ACTION ITEM:
Each line of the data below should be repeated exactly.

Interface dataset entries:
======

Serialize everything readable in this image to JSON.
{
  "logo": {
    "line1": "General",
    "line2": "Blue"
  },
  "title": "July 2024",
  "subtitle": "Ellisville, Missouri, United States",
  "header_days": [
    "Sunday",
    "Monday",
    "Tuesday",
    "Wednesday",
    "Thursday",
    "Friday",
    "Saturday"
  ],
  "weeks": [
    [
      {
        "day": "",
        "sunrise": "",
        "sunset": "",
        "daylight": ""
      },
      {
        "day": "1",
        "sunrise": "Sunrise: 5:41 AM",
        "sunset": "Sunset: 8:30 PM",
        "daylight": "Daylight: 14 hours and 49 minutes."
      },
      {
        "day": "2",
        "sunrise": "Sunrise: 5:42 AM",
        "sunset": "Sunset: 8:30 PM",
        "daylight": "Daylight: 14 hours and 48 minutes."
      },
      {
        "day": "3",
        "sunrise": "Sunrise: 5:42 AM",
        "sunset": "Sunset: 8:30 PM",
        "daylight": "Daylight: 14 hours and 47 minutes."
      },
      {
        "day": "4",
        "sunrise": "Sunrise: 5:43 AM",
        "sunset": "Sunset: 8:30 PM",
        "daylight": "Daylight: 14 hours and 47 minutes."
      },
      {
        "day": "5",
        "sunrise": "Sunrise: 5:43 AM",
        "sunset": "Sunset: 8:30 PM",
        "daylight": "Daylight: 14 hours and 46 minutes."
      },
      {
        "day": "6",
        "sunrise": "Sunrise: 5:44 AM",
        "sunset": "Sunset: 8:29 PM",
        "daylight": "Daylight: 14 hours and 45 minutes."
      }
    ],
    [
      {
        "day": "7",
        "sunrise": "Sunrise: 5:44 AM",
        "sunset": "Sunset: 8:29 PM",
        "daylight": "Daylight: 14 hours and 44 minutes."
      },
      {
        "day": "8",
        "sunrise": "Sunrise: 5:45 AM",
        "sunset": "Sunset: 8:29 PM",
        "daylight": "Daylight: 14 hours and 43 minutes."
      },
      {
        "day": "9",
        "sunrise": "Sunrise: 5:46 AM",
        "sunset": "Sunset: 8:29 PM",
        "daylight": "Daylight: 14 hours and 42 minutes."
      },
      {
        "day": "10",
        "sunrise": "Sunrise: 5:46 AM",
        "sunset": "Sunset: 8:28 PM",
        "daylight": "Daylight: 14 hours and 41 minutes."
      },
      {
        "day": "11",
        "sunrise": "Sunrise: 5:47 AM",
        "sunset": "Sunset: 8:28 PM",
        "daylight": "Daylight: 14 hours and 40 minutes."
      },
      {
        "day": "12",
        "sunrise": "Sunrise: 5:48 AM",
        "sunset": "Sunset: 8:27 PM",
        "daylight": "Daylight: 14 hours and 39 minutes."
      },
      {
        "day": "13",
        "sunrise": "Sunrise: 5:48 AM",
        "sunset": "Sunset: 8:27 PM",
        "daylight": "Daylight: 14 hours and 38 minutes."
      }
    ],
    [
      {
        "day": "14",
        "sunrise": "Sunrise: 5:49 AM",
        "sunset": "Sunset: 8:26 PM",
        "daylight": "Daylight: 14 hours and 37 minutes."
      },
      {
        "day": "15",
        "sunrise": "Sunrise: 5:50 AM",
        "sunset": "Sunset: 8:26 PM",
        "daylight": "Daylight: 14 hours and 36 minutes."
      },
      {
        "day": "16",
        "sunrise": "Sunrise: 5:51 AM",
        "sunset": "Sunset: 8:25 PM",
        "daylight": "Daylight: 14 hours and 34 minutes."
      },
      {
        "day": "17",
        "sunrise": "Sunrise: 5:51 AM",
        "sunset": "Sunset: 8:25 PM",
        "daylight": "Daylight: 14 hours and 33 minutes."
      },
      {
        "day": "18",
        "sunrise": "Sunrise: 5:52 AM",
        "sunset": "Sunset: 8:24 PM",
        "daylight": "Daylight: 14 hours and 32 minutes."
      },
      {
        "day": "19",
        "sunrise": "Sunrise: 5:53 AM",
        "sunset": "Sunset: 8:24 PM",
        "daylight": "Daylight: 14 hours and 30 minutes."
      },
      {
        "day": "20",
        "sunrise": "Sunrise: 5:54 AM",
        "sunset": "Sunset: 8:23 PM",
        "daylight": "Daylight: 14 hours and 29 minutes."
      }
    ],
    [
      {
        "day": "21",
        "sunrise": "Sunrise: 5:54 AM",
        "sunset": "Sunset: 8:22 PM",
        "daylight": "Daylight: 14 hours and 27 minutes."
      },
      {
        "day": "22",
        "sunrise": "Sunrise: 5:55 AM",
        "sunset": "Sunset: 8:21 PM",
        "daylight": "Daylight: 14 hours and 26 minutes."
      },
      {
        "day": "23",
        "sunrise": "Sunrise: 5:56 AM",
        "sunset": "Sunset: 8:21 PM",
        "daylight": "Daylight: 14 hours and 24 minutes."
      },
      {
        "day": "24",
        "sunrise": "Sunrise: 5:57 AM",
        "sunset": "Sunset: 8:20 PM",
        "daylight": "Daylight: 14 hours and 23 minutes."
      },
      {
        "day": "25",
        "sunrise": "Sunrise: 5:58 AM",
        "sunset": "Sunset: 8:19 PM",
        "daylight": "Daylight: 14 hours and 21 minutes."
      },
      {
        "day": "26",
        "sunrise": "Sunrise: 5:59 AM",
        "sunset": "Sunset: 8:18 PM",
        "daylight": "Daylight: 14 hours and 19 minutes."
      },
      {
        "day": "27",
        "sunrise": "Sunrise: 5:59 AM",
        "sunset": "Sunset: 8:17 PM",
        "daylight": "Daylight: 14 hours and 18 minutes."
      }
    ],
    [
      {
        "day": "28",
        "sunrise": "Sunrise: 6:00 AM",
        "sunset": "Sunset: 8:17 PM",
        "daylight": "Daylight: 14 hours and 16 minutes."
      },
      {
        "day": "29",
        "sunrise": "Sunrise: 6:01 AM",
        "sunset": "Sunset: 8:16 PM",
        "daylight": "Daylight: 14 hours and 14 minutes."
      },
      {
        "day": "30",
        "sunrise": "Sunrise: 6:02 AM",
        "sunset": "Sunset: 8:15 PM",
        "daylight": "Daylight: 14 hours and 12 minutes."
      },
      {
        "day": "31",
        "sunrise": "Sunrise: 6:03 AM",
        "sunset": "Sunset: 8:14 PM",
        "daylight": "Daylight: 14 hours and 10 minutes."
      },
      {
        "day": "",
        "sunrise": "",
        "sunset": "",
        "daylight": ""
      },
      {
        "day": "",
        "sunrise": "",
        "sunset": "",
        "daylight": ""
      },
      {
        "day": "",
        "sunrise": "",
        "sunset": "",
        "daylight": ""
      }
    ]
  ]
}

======

OUTPUT BELOW:
Serialize everything readable in this image to JSON.
{
  "logo": {
    "line1": "General",
    "line2": "Blue"
  },
  "title": "July 2024",
  "subtitle": "Ellisville, Missouri, United States",
  "header_days": [
    "Sunday",
    "Monday",
    "Tuesday",
    "Wednesday",
    "Thursday",
    "Friday",
    "Saturday"
  ],
  "weeks": [
    [
      {
        "day": "",
        "sunrise": "",
        "sunset": "",
        "daylight": ""
      },
      {
        "day": "1",
        "sunrise": "Sunrise: 5:41 AM",
        "sunset": "Sunset: 8:30 PM",
        "daylight": "Daylight: 14 hours and 49 minutes."
      },
      {
        "day": "2",
        "sunrise": "Sunrise: 5:42 AM",
        "sunset": "Sunset: 8:30 PM",
        "daylight": "Daylight: 14 hours and 48 minutes."
      },
      {
        "day": "3",
        "sunrise": "Sunrise: 5:42 AM",
        "sunset": "Sunset: 8:30 PM",
        "daylight": "Daylight: 14 hours and 47 minutes."
      },
      {
        "day": "4",
        "sunrise": "Sunrise: 5:43 AM",
        "sunset": "Sunset: 8:30 PM",
        "daylight": "Daylight: 14 hours and 47 minutes."
      },
      {
        "day": "5",
        "sunrise": "Sunrise: 5:43 AM",
        "sunset": "Sunset: 8:30 PM",
        "daylight": "Daylight: 14 hours and 46 minutes."
      },
      {
        "day": "6",
        "sunrise": "Sunrise: 5:44 AM",
        "sunset": "Sunset: 8:29 PM",
        "daylight": "Daylight: 14 hours and 45 minutes."
      }
    ],
    [
      {
        "day": "7",
        "sunrise": "Sunrise: 5:44 AM",
        "sunset": "Sunset: 8:29 PM",
        "daylight": "Daylight: 14 hours and 44 minutes."
      },
      {
        "day": "8",
        "sunrise": "Sunrise: 5:45 AM",
        "sunset": "Sunset: 8:29 PM",
        "daylight": "Daylight: 14 hours and 43 minutes."
      },
      {
        "day": "9",
        "sunrise": "Sunrise: 5:46 AM",
        "sunset": "Sunset: 8:29 PM",
        "daylight": "Daylight: 14 hours and 42 minutes."
      },
      {
        "day": "10",
        "sunrise": "Sunrise: 5:46 AM",
        "sunset": "Sunset: 8:28 PM",
        "daylight": "Daylight: 14 hours and 41 minutes."
      },
      {
        "day": "11",
        "sunrise": "Sunrise: 5:47 AM",
        "sunset": "Sunset: 8:28 PM",
        "daylight": "Daylight: 14 hours and 40 minutes."
      },
      {
        "day": "12",
        "sunrise": "Sunrise: 5:48 AM",
        "sunset": "Sunset: 8:27 PM",
        "daylight": "Daylight: 14 hours and 39 minutes."
      },
      {
        "day": "13",
        "sunrise": "Sunrise: 5:48 AM",
        "sunset": "Sunset: 8:27 PM",
        "daylight": "Daylight: 14 hours and 38 minutes."
      }
    ],
    [
      {
        "day": "14",
        "sunrise": "Sunrise: 5:49 AM",
        "sunset": "Sunset: 8:26 PM",
        "daylight": "Daylight: 14 hours and 37 minutes."
      },
      {
        "day": "15",
        "sunrise": "Sunrise: 5:50 AM",
        "sunset": "Sunset: 8:26 PM",
        "daylight": "Daylight: 14 hours and 36 minutes."
      },
      {
        "day": "16",
        "sunrise": "Sunrise: 5:51 AM",
        "sunset": "Sunset: 8:25 PM",
        "daylight": "Daylight: 14 hours and 34 minutes."
      },
      {
        "day": "17",
        "sunrise": "Sunrise: 5:51 AM",
        "sunset": "Sunset: 8:25 PM",
        "daylight": "Daylight: 14 hours and 33 minutes."
      },
      {
        "day": "18",
        "sunrise": "Sunrise: 5:52 AM",
        "sunset": "Sunset: 8:24 PM",
        "daylight": "Daylight: 14 hours and 32 minutes."
      },
      {
        "day": "19",
        "sunrise": "Sunrise: 5:53 AM",
        "sunset": "Sunset: 8:24 PM",
        "daylight": "Daylight: 14 hours and 30 minutes."
      },
      {
        "day": "20",
        "sunrise": "Sunrise: 5:54 AM",
        "sunset": "Sunset: 8:23 PM",
        "daylight": "Daylight: 14 hours and 29 minutes."
      }
    ],
    [
      {
        "day": "21",
        "sunrise": "Sunrise: 5:54 AM",
        "sunset": "Sunset: 8:22 PM",
        "daylight": "Daylight: 14 hours and 27 minutes."
      },
      {
        "day": "22",
        "sunrise": "Sunrise: 5:55 AM",
        "sunset": "Sunset: 8:21 PM",
        "daylight": "Daylight: 14 hours and 26 minutes."
      },
      {
        "day": "23",
        "sunrise": "Sunrise: 5:56 AM",
        "sunset": "Sunset: 8:21 PM",
        "daylight": "Daylight: 14 hours and 24 minutes."
      },
      {
        "day": "24",
        "sunrise": "Sunrise: 5:57 AM",
        "sunset": "Sunset: 8:20 PM",
        "daylight": "Daylight: 14 hours and 23 minutes."
      },
      {
        "day": "25",
        "sunrise": "Sunrise: 5:58 AM",
        "sunset": "Sunset: 8:19 PM",
        "daylight": "Daylight: 14 hours and 21 minutes."
      },
      {
        "day": "26",
        "sunrise": "Sunrise: 5:59 AM",
        "sunset": "Sunset: 8:18 PM",
        "daylight": "Daylight: 14 hours and 19 minutes."
      },
      {
        "day": "27",
        "sunrise": "Sunrise: 5:59 AM",
        "sunset": "Sunset: 8:17 PM",
        "daylight": "Daylight: 14 hours and 18 minutes."
      }
    ],
    [
      {
        "day": "28",
        "sunrise": "Sunrise: 6:00 AM",
        "sunset": "Sunset: 8:17 PM",
        "daylight": "Daylight: 14 hours and 16 minutes."
      },
      {
        "day": "29",
        "sunrise": "Sunrise: 6:01 AM",
        "sunset": "Sunset: 8:16 PM",
        "daylight": "Daylight: 14 hours and 14 minutes."
      },
      {
        "day": "30",
        "sunrise": "Sunrise: 6:02 AM",
        "sunset": "Sunset: 8:15 PM",
        "daylight": "Daylight: 14 hours and 12 minutes."
      },
      {
        "day": "31",
        "sunrise": "Sunrise: 6:03 AM",
        "sunset": "Sunset: 8:14 PM",
        "daylight": "Daylight: 14 hours and 10 minutes."
      },
      {
        "day": "",
        "sunrise": "",
        "sunset": "",
        "daylight": ""
      },
      {
        "day": "",
        "sunrise": "",
        "sunset": "",
        "daylight": ""
      },
      {
        "day": "",
        "sunrise": "",
        "sunset": "",
        "daylight": ""
      }
    ]
  ]
}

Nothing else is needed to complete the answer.